Earlier on Sunday, Foreign Secretary Dominic Raab said fishing rights remain an “outstanding major bone of contention” in post-Brexit trade talks with the European Union.

The two sides are locked in talks over how much access the EU will get to UK waters and the fish that are caught in them.

Mr Eustice said the EU "will need to change position if we are to get to an agreement".

Mr Raab stressed there is a deal to be done, however, and added this could be the last week of “substantive” negotiations.

Speaking on Sky's Sophy Ridge on Sunday, he urged Brussels to recognise the “point of principle” on Britain’s control of its waters.

Brexit negotiations are in their last major week, the Foreign Secretary told the BBC's Andrew Marr. Credit: PA/BBC

“I do think we’re in a reasonable position – there’s a deal to be done," he said.

“If you look really at what the outstanding issues are, of course the level playing field, but it feels like there is progress towards greater respect for what the UK position was.

“On fishing there’s a point of principle: as we leave the EU we’re going to be an independent… coastal state and we’ve got to be able to control our waters.”

As Brexit talks continued over the weekend, Britain demanded the European Union brings “fresh thinking” to trade deal talks.

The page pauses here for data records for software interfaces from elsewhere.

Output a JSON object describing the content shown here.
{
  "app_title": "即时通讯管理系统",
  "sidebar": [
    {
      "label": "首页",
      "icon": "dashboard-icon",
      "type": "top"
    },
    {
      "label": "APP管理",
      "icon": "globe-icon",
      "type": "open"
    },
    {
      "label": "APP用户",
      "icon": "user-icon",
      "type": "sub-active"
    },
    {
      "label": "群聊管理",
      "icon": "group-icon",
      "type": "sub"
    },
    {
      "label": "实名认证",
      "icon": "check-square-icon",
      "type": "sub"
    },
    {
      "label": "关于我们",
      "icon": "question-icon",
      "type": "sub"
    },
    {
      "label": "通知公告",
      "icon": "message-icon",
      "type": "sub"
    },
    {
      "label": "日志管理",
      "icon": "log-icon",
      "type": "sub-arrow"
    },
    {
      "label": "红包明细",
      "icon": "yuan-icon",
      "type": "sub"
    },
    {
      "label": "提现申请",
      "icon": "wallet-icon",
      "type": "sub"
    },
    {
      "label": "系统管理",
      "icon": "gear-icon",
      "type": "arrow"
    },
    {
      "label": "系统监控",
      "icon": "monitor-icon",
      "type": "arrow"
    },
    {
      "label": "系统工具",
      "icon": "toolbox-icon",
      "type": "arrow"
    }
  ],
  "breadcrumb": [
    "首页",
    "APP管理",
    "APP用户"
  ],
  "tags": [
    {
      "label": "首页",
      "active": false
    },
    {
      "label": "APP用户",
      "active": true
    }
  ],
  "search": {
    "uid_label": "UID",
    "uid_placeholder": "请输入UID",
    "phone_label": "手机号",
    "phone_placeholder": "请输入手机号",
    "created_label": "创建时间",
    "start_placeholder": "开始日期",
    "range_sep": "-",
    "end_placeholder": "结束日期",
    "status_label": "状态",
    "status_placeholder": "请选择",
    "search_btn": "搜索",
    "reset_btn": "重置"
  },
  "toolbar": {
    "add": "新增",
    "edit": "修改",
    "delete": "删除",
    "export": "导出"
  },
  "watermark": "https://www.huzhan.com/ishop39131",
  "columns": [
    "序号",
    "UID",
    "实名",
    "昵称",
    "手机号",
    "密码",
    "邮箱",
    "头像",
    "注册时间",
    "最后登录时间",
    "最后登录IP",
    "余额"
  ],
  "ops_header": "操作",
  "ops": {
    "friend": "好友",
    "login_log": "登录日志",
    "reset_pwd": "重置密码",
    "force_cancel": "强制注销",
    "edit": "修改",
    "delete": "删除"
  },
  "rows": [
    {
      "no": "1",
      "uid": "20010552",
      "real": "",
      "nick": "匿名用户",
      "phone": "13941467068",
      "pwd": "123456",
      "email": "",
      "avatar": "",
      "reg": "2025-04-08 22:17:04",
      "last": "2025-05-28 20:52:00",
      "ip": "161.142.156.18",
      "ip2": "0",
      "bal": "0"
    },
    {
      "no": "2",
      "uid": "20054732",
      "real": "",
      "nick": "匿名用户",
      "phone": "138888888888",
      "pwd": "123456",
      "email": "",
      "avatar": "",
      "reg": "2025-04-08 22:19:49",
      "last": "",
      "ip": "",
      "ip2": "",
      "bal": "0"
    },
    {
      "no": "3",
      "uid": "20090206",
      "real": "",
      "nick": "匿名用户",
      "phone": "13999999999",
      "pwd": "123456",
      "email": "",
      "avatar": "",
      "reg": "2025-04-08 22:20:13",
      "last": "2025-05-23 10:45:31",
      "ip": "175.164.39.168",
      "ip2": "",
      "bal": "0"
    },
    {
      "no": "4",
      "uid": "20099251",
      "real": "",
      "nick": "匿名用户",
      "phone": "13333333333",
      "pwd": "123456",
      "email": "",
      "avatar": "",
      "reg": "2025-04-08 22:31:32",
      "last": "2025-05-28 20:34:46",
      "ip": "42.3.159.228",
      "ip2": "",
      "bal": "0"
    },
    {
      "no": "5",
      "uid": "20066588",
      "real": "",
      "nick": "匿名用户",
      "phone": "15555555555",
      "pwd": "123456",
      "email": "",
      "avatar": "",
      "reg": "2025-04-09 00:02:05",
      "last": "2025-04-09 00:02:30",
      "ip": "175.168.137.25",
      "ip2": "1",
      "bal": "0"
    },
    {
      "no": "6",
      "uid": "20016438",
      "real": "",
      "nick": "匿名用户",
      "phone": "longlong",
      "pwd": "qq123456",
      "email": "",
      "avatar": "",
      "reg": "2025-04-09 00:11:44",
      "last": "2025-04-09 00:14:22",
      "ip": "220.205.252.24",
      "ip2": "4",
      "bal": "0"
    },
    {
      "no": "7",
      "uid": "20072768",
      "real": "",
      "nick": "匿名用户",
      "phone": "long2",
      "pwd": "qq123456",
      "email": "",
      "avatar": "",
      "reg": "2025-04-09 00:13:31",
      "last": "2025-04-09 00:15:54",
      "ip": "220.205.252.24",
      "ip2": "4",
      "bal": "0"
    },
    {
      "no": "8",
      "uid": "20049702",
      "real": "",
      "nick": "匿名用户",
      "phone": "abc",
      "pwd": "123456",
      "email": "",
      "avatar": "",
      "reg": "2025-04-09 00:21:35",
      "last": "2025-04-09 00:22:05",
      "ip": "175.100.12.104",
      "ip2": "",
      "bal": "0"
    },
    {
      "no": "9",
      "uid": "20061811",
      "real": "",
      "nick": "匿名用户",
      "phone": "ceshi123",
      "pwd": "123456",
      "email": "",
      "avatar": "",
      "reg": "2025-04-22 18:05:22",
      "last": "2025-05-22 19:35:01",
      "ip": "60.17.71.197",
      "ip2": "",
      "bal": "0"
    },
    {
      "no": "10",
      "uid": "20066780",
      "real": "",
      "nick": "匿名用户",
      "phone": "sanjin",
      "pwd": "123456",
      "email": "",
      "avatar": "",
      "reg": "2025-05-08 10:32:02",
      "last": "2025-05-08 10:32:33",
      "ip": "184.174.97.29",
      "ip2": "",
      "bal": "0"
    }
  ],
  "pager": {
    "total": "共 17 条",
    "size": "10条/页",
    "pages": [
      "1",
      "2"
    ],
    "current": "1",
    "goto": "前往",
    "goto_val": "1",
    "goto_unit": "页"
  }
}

The UK has also called on the EU to concede on fishing rights ahead of what Downing Street said could be the last week of negotiations.

UK chief negotiator David Frost and his EU counterpart Michel Barnier will continue to discuss a trade deal in talks this week, Credit: AP

Fishing rights remain an “outstanding major bone of contention” in post-Brexit trade talks with the EU but there is a deal to be done, Foreign Secretary Dominic Raab has said.

The EU’s chief negotiator Michel Barnier has been in London for talks this weekend, with his UK counterpart Lord (David) Frost.

Arriving at the talks on Sunday morning, Mr Barnier told reporters: “Work continues, even on a Sunday.”

But Downing Street warned there remains a lot to do at a late hour.

Progress is understood to have been made across many areas, yet significant gaps are said to remain on the EU’s access to UK fishing waters when the transition period ends on December 31.

Reports last week suggested that Mr Barnier recently said the EU could accept a 15-18% cut in its share of fishing rights in UK waters, but British officials were said to have immediately rejected the offer.

A government source said: “These figures are risible, and the EU side know full well that we would never accept this.

“There seems to be a failure from the Commission to internalise the scale of change needed as we become an independent nation.”

Fishing rights are one of the remaining two stumbling blocks to a trade deal, according to the Government Credit: Duncan McGlynn/PA

The government has repeatedly said it is prepared to leave the transition period without a deal if the EU fails to move, and talks have been deadlocked for months over fishing rights and other issues.

They include the governance of any deal and the “level playing field” conditions aimed at preventing unfair competition by cutting standards or increasing state subsidies.

But ahead of what Number 10 said could be the final week of talks, a source close to the negotiations said: “Over the coming days we will continue to negotiate with creativity and intensity.

“We hope that the EU will come with some fresh thinking because what we’ve seen so far doesn’t cut it. They must understand that we are not going to sell out our sovereignty.”

Mr Barnier arrived in London on Friday night telling reporters that he would continue to work with “patience and determination” to reach an agreement.

Face-to-face negotiations were paused earlier this month after one of the EU team tested positive for coronavirus, but in-person discussions resumed on Saturday morning.